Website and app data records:
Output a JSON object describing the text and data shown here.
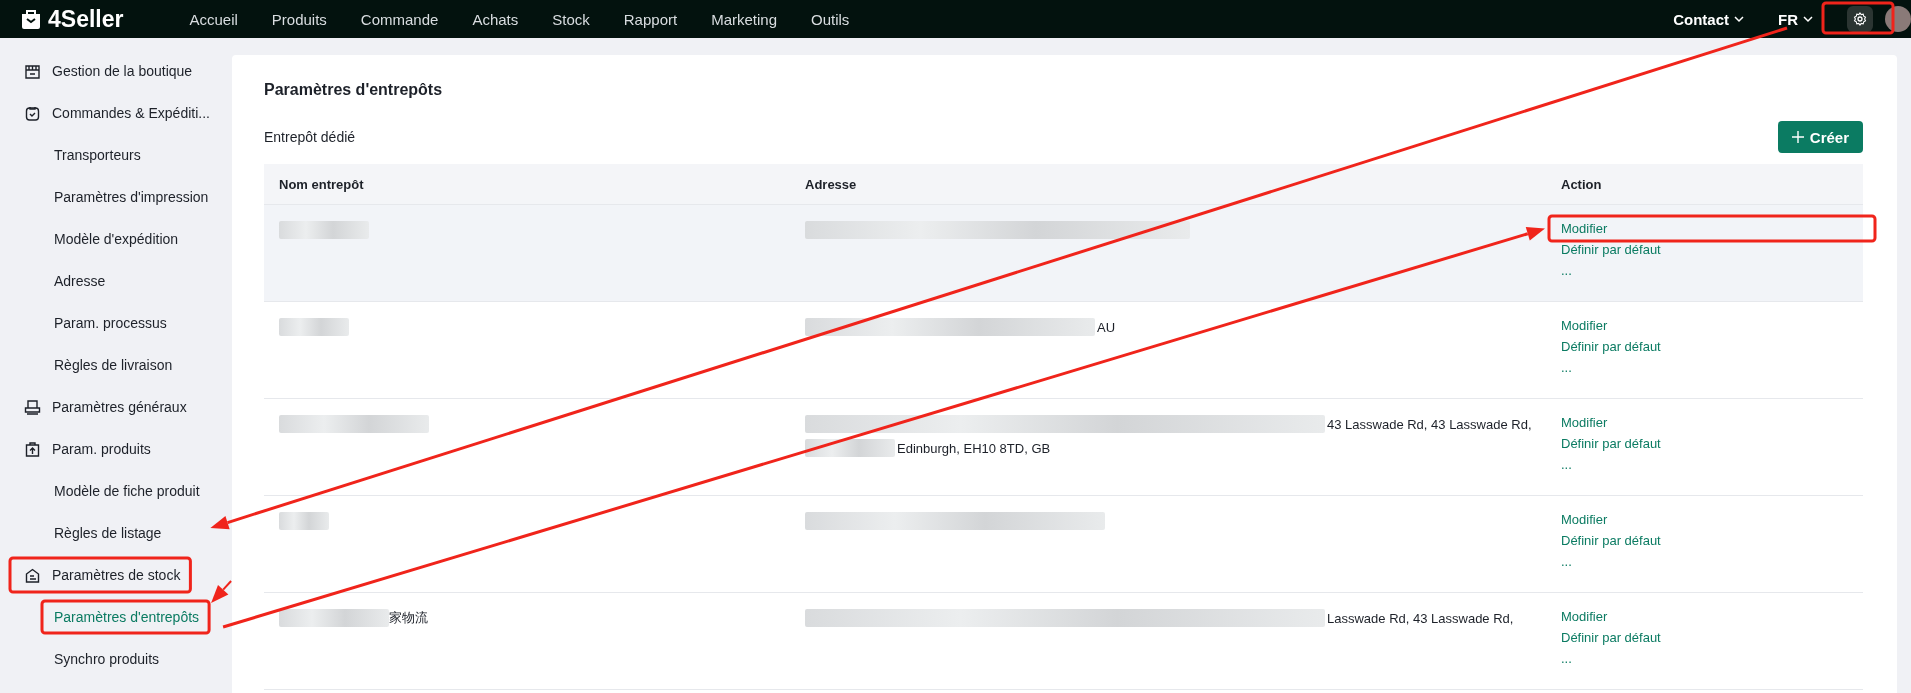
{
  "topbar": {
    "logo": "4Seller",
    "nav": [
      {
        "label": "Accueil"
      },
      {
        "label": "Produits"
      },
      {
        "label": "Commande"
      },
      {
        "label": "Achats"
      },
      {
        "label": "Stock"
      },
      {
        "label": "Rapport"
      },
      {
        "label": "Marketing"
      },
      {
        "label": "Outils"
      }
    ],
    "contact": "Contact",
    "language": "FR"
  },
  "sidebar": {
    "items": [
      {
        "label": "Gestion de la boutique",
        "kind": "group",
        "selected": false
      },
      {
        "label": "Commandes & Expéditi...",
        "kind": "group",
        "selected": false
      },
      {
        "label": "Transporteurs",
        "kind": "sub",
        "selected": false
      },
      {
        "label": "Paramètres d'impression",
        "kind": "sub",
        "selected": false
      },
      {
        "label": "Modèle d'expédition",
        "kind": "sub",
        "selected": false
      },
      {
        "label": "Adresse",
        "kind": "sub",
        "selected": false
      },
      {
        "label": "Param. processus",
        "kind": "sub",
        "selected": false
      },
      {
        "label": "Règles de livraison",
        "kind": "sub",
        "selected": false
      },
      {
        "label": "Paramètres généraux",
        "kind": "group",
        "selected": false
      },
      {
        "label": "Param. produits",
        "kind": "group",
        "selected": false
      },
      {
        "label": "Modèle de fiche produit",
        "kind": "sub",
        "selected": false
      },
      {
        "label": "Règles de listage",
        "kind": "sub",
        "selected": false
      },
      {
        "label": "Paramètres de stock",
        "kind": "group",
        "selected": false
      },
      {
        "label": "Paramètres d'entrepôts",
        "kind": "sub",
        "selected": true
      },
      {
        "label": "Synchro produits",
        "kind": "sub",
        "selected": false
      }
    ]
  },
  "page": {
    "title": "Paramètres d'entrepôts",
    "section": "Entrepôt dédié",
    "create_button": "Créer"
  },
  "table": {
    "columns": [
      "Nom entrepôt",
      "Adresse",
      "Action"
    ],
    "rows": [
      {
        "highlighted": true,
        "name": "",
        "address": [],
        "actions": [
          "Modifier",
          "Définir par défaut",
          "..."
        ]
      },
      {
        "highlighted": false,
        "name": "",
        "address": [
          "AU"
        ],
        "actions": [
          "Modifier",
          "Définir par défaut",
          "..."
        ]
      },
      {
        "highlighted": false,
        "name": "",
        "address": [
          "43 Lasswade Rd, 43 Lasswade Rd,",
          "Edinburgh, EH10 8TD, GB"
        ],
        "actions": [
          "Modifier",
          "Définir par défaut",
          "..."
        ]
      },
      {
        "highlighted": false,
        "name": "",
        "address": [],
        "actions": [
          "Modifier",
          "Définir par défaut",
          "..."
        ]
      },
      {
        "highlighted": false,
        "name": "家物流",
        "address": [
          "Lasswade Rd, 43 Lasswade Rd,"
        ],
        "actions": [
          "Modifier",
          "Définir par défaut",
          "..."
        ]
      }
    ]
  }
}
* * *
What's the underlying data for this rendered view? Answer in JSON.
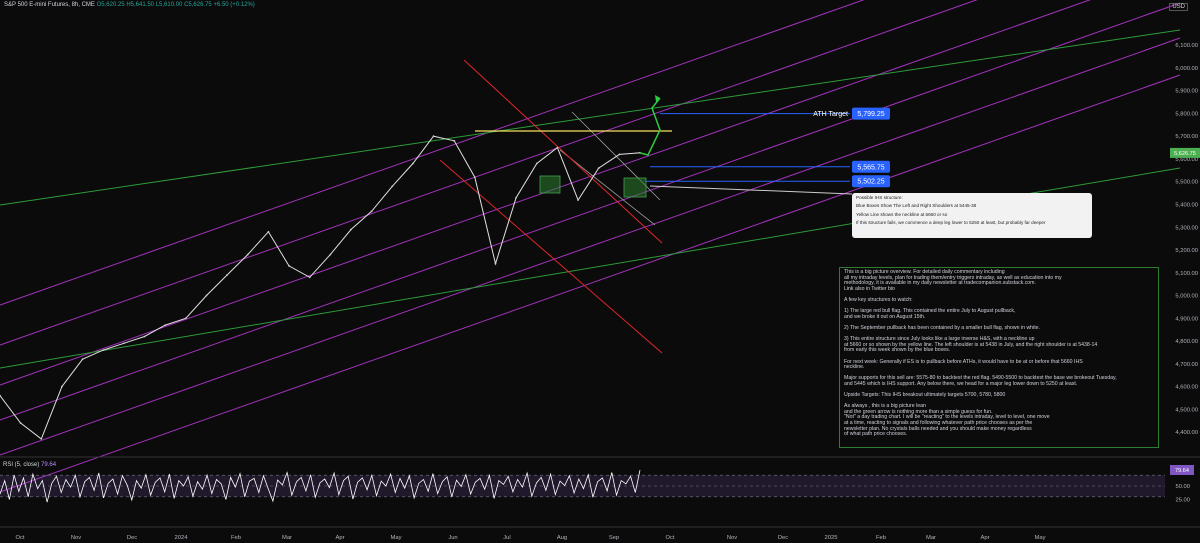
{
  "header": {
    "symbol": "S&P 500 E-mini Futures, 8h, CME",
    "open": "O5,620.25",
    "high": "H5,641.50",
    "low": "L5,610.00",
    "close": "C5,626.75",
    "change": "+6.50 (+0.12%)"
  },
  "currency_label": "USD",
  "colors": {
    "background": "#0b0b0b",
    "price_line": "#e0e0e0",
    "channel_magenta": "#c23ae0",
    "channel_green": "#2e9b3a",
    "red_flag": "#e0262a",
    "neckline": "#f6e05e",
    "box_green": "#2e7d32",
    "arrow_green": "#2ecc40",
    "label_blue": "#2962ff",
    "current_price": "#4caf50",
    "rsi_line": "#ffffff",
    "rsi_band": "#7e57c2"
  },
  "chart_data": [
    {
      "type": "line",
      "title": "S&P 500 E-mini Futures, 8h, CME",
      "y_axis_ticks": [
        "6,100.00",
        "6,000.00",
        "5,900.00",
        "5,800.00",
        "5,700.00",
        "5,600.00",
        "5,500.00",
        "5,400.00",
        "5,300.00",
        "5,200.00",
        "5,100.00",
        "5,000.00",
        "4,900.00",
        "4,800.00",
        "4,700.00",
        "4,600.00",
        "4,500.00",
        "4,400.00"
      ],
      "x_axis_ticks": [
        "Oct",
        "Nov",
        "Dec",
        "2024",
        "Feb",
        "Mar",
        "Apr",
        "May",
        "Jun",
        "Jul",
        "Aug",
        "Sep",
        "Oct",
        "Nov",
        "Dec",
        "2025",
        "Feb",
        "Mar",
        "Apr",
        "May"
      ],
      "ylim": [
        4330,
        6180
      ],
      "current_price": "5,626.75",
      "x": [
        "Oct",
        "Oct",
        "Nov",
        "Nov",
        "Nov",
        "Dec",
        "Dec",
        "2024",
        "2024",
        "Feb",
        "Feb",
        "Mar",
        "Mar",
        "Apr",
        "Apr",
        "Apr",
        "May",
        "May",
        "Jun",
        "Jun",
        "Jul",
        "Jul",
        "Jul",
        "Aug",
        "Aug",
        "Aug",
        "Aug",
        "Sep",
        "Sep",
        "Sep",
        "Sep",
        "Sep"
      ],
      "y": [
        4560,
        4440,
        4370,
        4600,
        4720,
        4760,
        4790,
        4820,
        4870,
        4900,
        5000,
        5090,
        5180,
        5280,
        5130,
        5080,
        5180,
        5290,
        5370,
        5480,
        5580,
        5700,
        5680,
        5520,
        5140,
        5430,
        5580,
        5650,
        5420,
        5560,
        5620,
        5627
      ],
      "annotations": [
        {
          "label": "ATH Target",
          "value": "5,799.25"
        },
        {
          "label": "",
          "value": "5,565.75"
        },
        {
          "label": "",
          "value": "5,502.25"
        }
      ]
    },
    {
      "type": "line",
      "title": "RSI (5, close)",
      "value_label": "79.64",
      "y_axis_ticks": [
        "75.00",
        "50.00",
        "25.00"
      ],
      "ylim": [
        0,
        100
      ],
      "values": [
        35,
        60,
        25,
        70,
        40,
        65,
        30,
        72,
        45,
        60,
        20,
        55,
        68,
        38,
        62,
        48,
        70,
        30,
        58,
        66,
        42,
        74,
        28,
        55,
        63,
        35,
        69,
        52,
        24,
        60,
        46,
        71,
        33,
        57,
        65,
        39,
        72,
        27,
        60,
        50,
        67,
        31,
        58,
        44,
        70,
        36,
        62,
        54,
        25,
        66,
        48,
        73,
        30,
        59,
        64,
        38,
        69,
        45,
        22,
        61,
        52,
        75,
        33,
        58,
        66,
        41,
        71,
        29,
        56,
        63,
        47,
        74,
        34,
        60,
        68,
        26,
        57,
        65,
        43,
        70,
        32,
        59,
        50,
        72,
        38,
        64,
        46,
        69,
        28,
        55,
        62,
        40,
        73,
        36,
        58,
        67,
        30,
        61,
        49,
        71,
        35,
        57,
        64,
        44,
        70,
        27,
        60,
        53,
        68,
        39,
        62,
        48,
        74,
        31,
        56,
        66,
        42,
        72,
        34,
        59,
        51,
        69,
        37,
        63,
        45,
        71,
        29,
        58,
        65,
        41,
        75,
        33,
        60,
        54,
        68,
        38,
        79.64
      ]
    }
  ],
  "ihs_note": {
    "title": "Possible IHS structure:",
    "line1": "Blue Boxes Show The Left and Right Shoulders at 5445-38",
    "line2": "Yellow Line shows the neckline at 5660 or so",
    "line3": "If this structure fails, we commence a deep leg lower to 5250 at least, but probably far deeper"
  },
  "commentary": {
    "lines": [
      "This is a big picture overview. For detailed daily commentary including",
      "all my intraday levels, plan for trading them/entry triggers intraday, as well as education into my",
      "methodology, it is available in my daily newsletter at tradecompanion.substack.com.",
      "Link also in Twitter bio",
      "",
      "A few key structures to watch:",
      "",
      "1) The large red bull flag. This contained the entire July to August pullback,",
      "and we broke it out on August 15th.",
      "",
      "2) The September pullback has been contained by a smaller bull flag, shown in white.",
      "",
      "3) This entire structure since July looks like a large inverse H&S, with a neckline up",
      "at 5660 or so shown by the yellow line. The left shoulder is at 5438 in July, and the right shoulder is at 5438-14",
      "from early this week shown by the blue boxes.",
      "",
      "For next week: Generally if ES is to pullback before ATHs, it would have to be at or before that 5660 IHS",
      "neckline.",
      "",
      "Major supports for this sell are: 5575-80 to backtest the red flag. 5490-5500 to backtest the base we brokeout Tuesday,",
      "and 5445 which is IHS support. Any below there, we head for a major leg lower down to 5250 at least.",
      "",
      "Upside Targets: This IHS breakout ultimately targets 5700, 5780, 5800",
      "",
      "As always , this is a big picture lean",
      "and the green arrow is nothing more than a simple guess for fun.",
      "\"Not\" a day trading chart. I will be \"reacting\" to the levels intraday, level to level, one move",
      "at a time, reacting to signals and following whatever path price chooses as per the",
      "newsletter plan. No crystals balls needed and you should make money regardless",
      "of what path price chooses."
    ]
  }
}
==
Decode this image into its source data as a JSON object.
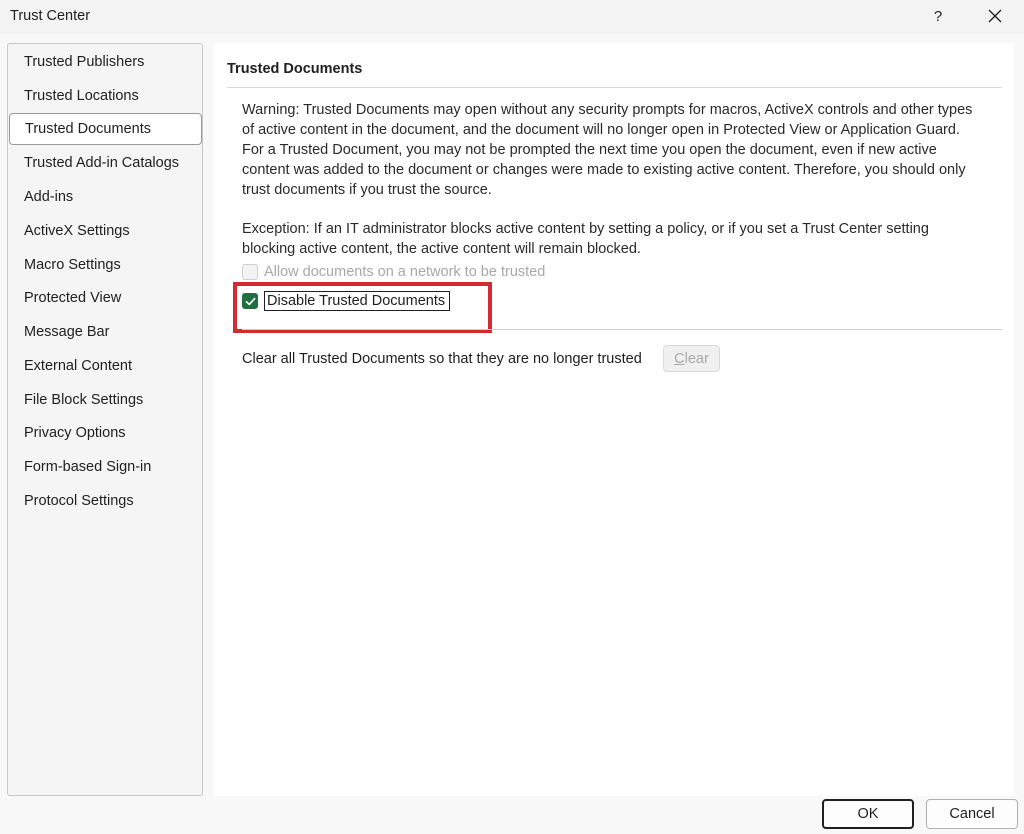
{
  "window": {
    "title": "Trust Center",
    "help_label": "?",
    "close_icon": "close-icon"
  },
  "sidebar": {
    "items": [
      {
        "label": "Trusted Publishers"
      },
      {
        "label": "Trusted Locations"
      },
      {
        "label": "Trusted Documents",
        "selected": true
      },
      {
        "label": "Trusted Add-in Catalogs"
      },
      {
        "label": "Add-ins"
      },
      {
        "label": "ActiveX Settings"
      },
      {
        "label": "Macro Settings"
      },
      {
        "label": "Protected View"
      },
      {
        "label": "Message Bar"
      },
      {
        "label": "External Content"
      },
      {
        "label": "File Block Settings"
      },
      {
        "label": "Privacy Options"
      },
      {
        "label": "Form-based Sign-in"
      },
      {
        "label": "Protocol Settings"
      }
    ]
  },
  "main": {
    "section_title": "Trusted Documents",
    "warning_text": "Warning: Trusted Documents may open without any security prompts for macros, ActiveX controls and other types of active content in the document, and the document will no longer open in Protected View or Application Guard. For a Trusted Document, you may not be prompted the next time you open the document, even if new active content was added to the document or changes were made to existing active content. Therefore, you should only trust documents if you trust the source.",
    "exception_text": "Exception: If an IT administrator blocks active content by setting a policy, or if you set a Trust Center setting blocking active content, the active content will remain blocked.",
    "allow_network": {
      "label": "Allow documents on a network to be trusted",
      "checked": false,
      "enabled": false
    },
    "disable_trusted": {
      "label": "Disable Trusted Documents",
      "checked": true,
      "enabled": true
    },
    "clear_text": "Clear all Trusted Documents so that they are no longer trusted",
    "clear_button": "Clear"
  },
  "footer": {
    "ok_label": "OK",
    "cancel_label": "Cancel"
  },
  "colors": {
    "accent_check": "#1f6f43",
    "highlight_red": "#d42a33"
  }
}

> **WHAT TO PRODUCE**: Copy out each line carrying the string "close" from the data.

> **TASK ANSWER**:
    "close": "C5,626.75",
      "title": "RSI (5, close)",
    "close_icon": "close-icon"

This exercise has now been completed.